This past September, as Hurricane Florence bore down on the Atlantic coastline, researchers and forecasters were more prepared than ever before to deal with the daunting effects of the upcoming storm. While these destructive forces of nature will never be truly neutralized, cutting-edge observation systems have made predicting their effects, and making people safer, easier than ever. That’s not to say it’s a simple task.
While today’s satellites can predict typical weather conditions fairly accurately, patterns of hurricanes making their way over the ocean are a bit more complicated. Predicting a hurricane’s path is tricky, which is why scientists work hard to gather as much data as possible from each major storm to better predict the next one.
Over the past few decades, however, weather forecasters have been able to rely on the combination of satellite technology, advanced radar systems, and well-designed hurricane aircraft to bring about a clearer picture of hurricane and tropical storm behavior than ever thought possible. Today’s technologies allow researchers and forecasters to track a hurricane’s path and predict its size and force with a remarkably high degree of accuracy.
Up Close and Personal Data Collection

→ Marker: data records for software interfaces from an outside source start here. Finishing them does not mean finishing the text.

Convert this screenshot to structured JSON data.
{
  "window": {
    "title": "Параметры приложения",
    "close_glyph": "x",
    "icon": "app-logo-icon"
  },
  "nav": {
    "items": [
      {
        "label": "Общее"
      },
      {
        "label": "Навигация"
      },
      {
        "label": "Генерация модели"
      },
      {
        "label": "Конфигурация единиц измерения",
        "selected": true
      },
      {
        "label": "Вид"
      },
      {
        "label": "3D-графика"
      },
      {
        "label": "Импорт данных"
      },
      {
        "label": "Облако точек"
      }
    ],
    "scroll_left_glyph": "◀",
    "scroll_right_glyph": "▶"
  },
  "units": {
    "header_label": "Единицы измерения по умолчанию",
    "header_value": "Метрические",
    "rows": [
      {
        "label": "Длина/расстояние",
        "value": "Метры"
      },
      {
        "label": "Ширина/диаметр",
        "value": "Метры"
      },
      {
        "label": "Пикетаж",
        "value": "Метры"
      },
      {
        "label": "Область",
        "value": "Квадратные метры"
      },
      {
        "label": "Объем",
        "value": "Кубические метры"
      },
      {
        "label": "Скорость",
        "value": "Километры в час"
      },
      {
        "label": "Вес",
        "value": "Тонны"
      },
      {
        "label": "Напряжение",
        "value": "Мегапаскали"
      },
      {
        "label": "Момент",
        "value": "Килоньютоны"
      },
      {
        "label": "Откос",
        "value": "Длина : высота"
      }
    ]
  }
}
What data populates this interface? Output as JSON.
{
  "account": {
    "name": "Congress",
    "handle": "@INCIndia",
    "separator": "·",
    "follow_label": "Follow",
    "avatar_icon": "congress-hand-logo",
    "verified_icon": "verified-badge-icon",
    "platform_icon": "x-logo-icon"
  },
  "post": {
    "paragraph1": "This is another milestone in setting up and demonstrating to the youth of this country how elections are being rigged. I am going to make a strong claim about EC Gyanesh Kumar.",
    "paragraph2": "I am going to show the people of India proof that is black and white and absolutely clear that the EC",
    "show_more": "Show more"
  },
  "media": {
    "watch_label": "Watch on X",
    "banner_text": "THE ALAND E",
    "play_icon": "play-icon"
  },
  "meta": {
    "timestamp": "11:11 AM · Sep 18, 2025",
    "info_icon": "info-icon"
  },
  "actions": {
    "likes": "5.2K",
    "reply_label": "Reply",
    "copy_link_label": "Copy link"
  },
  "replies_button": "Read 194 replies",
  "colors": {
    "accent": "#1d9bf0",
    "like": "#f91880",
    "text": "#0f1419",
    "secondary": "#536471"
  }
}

Accurately predicting the path and potential damage of a storm requires some truly up close and personal data collection that’d be far too dangerous for a human to conduct in person. To get the most valuable information available, researchers have a secret weapon about the size of a paper towel roll: the dropsonde. Dropsondes are designed by Vaisala, a company based out of Louisville, Colorado. These appropriately named devices are dropped out of high-altitude planes, directly into the hurricane to gather and send data about the storm to pilots and research labs.
Originally developed by the National Center for Atmospheric Research in Boulder, these tools, formally the Airborne Vertical Atmospheric Profiling System (AVAPS™) debuted in 1997 for operational weather forecasting and atmospheric research efforts.
Dubbed by the National Science Foundation ‘workhorses in hurricane forecasting’ dropsondes can withstand extreme hurricane conditions to provide accurate, useful data. Each dropsonde is relatively lightweight and loaded with sensors. They’re small and efficiently designed, capable of capturing data twice per second in the harshest conditions imaginable.
Released from airplanes straight into the storm, dropsondes fall to the ground quickly, making every second of data collection extremely precious. Developers attach a small parachute to each unit — slowing down the drop rate so the devices can accurately measure temperature, humidity, wind speeds, and other important data points. Back at the research center, scientists can extrapolate all the data to formulate detailed projections, adding to a body of knowledge that will one day predict hurricanes the way we can today forecast a sunny afternoon.
Tracking the Hurricane in Real Time
During Hurricane Florence, research scientists at NOAA’s National Severe Storms Laboratory were even able to launch high-tech weather balloons into the middle of the hurricane to capture data. Sensors inside the balloon helped scientists monitor Hurricane Florence as it made its way to the shore and transitioned from a hurricane to a tropical depression. This type of technology helps data scientists analyze various conditions before, during, and after the hurricane, track the hurricane’s path, and make accurate estimates and assumptions when building models.
The National Hurricane Center has a formal process in place for forecasting all types of tropical cyclone activity in the Atlantic and Pacific around North America and are responsible for communicating their forecasts every six hours. They use everything from satellites, aircraft, ships, buoys, radar devices, and land-based tools to track hurricanes and predict their paths as accurately as possible. Once a hurricane looks like it will make landfall and is identified as a real threat, it’s closely monitored by the U.S. Air Force and NOAA hurricane craft.
While the storms themselves can’t be stopped, high-tech data collection and analysis can greatly reduce the risk presented by each new storm, and influence building and city planning practices to further protect residents from these incredibly powerful weather systems. This high-tech development, perfected over time, will one day make hurricanes like Florence a much less daunting event. That’s an evolution worth applauding.
This article was originally published on BennatBerger.net